Progressive aldermen and the union representing Chicago Public Library employees urged city officials on Thursday to allow library workers to get the COVID-19 vaccine at the same time as other front-line essential workers in Chicago.
AFSCME Council 31, which represents about 1,000 library employees, has repeatedly asked Mayor Lori Lightfoot to close the city’s 80 branch libraries during the pandemic to prevent COVID-19 from infecting employees.
However, Lightfoot has kept the libraries open, saying they are a crucial resource for Chicagoans during the pandemic that has closed schools for nearly 11 months.
If the mayor insists on keeping the libraries open, employees should be eligible for the vaccine along with teachers and other front-line essential workers, union leaders, employees and aldermen said.
“Considering library staff essential workers in name only is completely demoralizing,” said Corina Pedraza, a Chicago Public Library associate. “Library workers are frightened they will get COVID-19 and infect their loved ones. We are left wondering when, if ever, we will be treated with dignity by the city we’ve risked our health to serve during the pandemic.”
Libraries remained open from mid-November to mid-January, even as Chicago was under a stay-at-home advisory.
In the early weeks of the pandemic, Chicago libraries were among the last public facilities to close and only shuttered March 21 when Gov. J.B. Pritzker imposed a stay-at-home order that lasted until May 30. Chicago allowed the branches to reopen June 8.
Library workers — along with all city employees — will be eligible for the vaccine under the next phase of the city’s vaccination plan, in accordance with federal guidelines, said library spokesperson Patrick Molloy.
That is expected to start at the end of March, if there is enough supply of the vaccine from the federal government.
“The lack of a coordinated vaccination distribution plan is hurting essential workers like our librarians, Black and Brown communities hardest hit by COVID-19, and seniors who can’t get the vaccine in their communities,” said Ald. Byron Sigcho-Lopez (25th Ward).
City data shows that 53 members of the library’s staff have tested positive for COVID-19 during the pandemic, accounting for approximately 5% of the department’s workforce, Molloy said.
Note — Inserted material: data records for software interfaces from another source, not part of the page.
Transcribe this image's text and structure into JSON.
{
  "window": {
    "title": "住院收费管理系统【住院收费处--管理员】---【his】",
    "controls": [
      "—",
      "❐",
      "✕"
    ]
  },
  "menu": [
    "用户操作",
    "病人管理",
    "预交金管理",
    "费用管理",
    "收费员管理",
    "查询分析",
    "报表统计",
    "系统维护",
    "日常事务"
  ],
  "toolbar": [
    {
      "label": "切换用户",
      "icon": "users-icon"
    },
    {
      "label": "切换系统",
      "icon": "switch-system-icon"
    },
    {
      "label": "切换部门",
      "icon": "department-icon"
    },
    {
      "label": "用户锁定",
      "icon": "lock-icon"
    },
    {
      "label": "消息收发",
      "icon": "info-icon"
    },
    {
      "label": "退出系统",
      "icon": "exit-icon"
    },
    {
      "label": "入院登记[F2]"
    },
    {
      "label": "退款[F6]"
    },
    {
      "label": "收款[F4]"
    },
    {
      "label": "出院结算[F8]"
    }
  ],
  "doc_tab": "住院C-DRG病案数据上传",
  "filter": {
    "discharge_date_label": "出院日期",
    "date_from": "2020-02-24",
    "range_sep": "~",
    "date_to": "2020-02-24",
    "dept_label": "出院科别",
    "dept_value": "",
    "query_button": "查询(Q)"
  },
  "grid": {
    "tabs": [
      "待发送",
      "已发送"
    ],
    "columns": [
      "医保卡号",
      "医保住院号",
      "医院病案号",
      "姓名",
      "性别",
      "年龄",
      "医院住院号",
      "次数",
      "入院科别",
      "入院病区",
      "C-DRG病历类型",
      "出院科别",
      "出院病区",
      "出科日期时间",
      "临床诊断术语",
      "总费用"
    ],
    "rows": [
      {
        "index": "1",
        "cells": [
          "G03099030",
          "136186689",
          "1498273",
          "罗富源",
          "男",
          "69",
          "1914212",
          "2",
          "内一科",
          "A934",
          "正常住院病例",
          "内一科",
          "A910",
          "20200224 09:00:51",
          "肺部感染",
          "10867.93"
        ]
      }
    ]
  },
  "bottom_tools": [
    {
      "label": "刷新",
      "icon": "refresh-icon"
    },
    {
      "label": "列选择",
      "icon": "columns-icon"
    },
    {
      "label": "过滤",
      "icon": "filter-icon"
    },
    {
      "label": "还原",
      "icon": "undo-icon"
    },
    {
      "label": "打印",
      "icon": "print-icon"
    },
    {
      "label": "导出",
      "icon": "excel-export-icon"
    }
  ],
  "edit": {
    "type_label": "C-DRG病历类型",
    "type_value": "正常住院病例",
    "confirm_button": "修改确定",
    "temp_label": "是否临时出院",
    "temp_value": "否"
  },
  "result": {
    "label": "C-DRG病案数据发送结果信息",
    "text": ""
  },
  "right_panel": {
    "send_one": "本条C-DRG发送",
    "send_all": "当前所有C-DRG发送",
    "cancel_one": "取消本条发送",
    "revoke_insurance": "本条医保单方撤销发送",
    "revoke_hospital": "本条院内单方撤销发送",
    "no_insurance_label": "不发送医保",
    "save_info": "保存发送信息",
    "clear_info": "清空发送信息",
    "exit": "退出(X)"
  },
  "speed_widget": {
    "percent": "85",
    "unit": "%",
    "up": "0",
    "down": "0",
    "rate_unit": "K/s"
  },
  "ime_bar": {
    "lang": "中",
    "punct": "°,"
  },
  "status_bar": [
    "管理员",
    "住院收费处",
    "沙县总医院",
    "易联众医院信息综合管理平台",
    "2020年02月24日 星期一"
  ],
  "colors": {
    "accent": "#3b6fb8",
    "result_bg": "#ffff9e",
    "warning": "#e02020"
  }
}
Three of those cases have been work-related, and the source of four others have not been determined, according to city data.
“We are proud that the Chicago Public Library has had one of the lowest rates of COVID infection among staff in the entire city,” Molloy said.
By comparison, 22% of Chicago Fire Department members have tested positive for COVID-19 and 15% of the staff of the Department of Water Management, according to city data.
Thirty-three Chicago Public Library branches have had to close due to COVID-19, of which six had to close more than once, according to the union.
Based on recommendations from state and local health officials, only a limited number of patrons are allowed in branches based on the facility’s square footage. In addition, masks and hand sanitizer have been provided to staff and patrons. Designated paths, spaced-out computers and separated furniture ensure social distancing, officials said.
If library workers are not allowed to get vaccinated immediately, Chicago’s branch libraries should be closed and patrons allowed to check out materials via curbside pickup — the practice in place at many suburban libraries, according to union leaders and aldermen.
However, that would not serve Chicago’s residents adequately, Molloy said.
“The limited curbside approach would disproportionately impact low-income Chicagoans and people of color,” Molloy said. “Because of the library’s role as community anchors and the critical services we provide, we consider our system essential to Chicagoans. Furthermore, at a time when we’re attempting to reduce close contact between and among staff, their co-workers, and patrons, curbside services would increase such contact.”